Cerca de 230 milhões de pessoas, 1 em cada 20 pessoas, consumiram alguma droga ilícita pelo menos uma vez em 2010. Segundo o relatório, no Brasil, as apreensões federais têm mais do que triplicado desde 2004, atingindo 27 toneladas em 2010. Alguns dados indicam ainda uma expansão do mercado de cocaína, particularmente de crack (droga derivada de cocaína) em alguns países da América do Sul. O aumento nas apreensões também pode refletir o papel do Brasil como um país de partida para a cocaína contrabandeada por meio do Oceano Atlântico, isto é, através de conteineres, dispersos nos postos e navios.

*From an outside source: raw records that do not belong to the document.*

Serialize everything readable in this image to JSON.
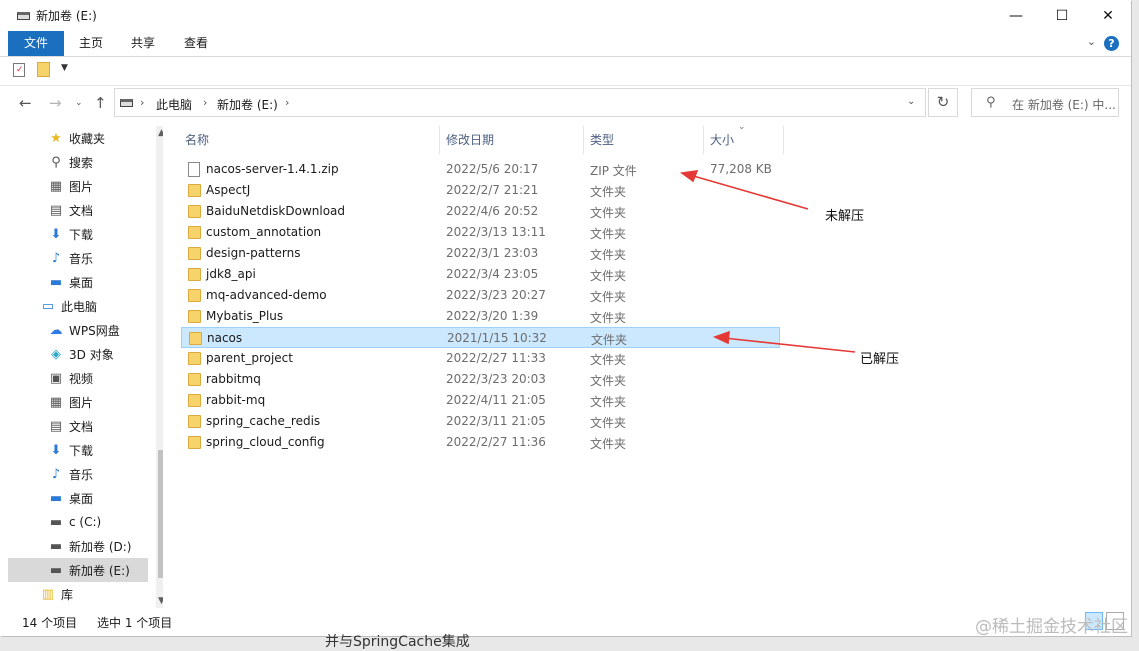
{
  "window": {
    "title": "新加卷 (E:)"
  },
  "ribbon": {
    "tabs": [
      "文件",
      "主页",
      "共享",
      "查看"
    ],
    "help": "?"
  },
  "address": {
    "segments": [
      "此电脑",
      "新加卷 (E:)"
    ]
  },
  "search": {
    "placeholder": "在 新加卷 (E:) 中..."
  },
  "sidebar": {
    "items": [
      {
        "label": "收藏夹",
        "icon": "star-icon"
      },
      {
        "label": "搜索",
        "icon": "search-icon"
      },
      {
        "label": "图片",
        "icon": "pictures-icon"
      },
      {
        "label": "文档",
        "icon": "documents-icon"
      },
      {
        "label": "下载",
        "icon": "download-icon"
      },
      {
        "label": "音乐",
        "icon": "music-icon"
      },
      {
        "label": "桌面",
        "icon": "desktop-icon"
      },
      {
        "label": "此电脑",
        "icon": "computer-icon"
      },
      {
        "label": "WPS网盘",
        "icon": "cloud-icon"
      },
      {
        "label": "3D 对象",
        "icon": "3d-objects-icon"
      },
      {
        "label": "视频",
        "icon": "video-icon"
      },
      {
        "label": "图片",
        "icon": "pictures-icon"
      },
      {
        "label": "文档",
        "icon": "documents-icon"
      },
      {
        "label": "下载",
        "icon": "download-icon"
      },
      {
        "label": "音乐",
        "icon": "music-icon"
      },
      {
        "label": "桌面",
        "icon": "desktop-icon"
      },
      {
        "label": "c (C:)",
        "icon": "drive-icon"
      },
      {
        "label": "新加卷 (D:)",
        "icon": "drive-icon"
      },
      {
        "label": "新加卷 (E:)",
        "icon": "drive-icon"
      },
      {
        "label": "库",
        "icon": "library-icon"
      }
    ],
    "selected": "新加卷 (E:)"
  },
  "columns": {
    "name": "名称",
    "date": "修改日期",
    "type": "类型",
    "size": "大小"
  },
  "files": [
    {
      "name": "nacos-server-1.4.1.zip",
      "date": "2022/5/6 20:17",
      "type": "ZIP 文件",
      "size": "77,208 KB",
      "kind": "zip"
    },
    {
      "name": "AspectJ",
      "date": "2022/2/7 21:21",
      "type": "文件夹",
      "size": "",
      "kind": "folder"
    },
    {
      "name": "BaiduNetdiskDownload",
      "date": "2022/4/6 20:52",
      "type": "文件夹",
      "size": "",
      "kind": "folder"
    },
    {
      "name": "custom_annotation",
      "date": "2022/3/13 13:11",
      "type": "文件夹",
      "size": "",
      "kind": "folder"
    },
    {
      "name": "design-patterns",
      "date": "2022/3/1 23:03",
      "type": "文件夹",
      "size": "",
      "kind": "folder"
    },
    {
      "name": "jdk8_api",
      "date": "2022/3/4 23:05",
      "type": "文件夹",
      "size": "",
      "kind": "folder"
    },
    {
      "name": "mq-advanced-demo",
      "date": "2022/3/23 20:27",
      "type": "文件夹",
      "size": "",
      "kind": "folder"
    },
    {
      "name": "Mybatis_Plus",
      "date": "2022/3/20 1:39",
      "type": "文件夹",
      "size": "",
      "kind": "folder"
    },
    {
      "name": "nacos",
      "date": "2021/1/15 10:32",
      "type": "文件夹",
      "size": "",
      "kind": "folder",
      "selected": true
    },
    {
      "name": "parent_project",
      "date": "2022/2/27 11:33",
      "type": "文件夹",
      "size": "",
      "kind": "folder"
    },
    {
      "name": "rabbitmq",
      "date": "2022/3/23 20:03",
      "type": "文件夹",
      "size": "",
      "kind": "folder"
    },
    {
      "name": "rabbit-mq",
      "date": "2022/4/11 21:05",
      "type": "文件夹",
      "size": "",
      "kind": "folder"
    },
    {
      "name": "spring_cache_redis",
      "date": "2022/3/11 21:05",
      "type": "文件夹",
      "size": "",
      "kind": "folder"
    },
    {
      "name": "spring_cloud_config",
      "date": "2022/2/27 11:36",
      "type": "文件夹",
      "size": "",
      "kind": "folder"
    }
  ],
  "status": {
    "count": "14 个项目",
    "selected": "选中 1 个项目"
  },
  "annotations": {
    "unzipped_no": "未解压",
    "unzipped_yes": "已解压"
  },
  "watermark": "@稀土掘金技术社区",
  "background_text": "并与SpringCache集成",
  "colors": {
    "accent": "#1a6fbf",
    "selection": "#cce8ff",
    "arrow": "#e53935"
  }
}
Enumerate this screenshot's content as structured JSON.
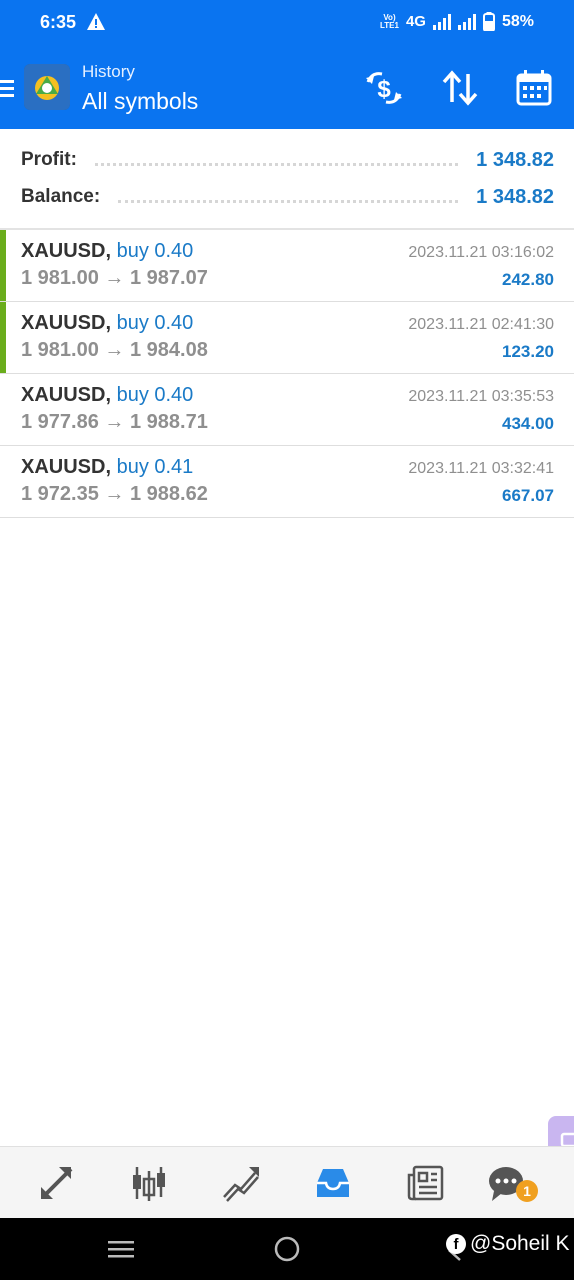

Cannabis is the world’s most widely used illicit substance: there are between 119 million and 224 million cannabis users worldwide, and consumption is stable. Global estimates show that current tobacco use (25 per cent of the population aged 15 and above) is 10 times more widespread than current illegal drug use. Alcohol, which is legal in most countries, has an annual prevalence rate of 42 per cent, which is eight times larger than that of illicit drug use. Heavy episodic weekly drinking is eight times more prevalent than problem drug use.
The major markets for cocaine continue to be in North America, Europe and Oceania (mainly Australia and New Zealand). The decline in seizures in Europe, despite the apparent stability of the region’s cocaine supply, implies that a change in trafficking modes is occurring as traffickers may be making increasing use of containers. Some data indicate an expansion of the cocaine market, particularly of “crack” cocaine, in some countries of South America. There is also some evidence that cocaine trafficking through West Africa.
In the United States, for instance, illicit drug use affected 7.9 per cent of the population aged 12 and above in rural communities in 2010. Drug use was twice as high (16.2 per cent) in large metropolitan areas with a population of more than 1 million. In Germany, communities with fewer than 20,000 inhabitants had 2.7 drug-related offences (identified by the police) per 1,000 households in 2010, while urban areas with more than half a million inhabitants had, on average, 6.6.
One of the key impacts of illicit drug use on society is the negative health consequences experienced by its members. Drug use also puts a heavy financial burden on society. Expressed in monetary terms, some US$ 200 billion-250 billion (0.3-0.4 per cent of global GDP) would be needed
to cover all costs related to drug treatment worldwide.
Cocaine hydrochloride (cocaine in powder form) is usually snorted, whereas “crack” cocaine is usually smoked. With the emergence of “crack”
cocaine in the 1980s, however, the image of cocaine changed there. Cocaine use was no longer considered relatively benign, but as something that might have severe consequences for one’s family and community. That change in perception is likely to have contributed to the strong
decline in cocaine use witnessed in North America since the mid-1980s.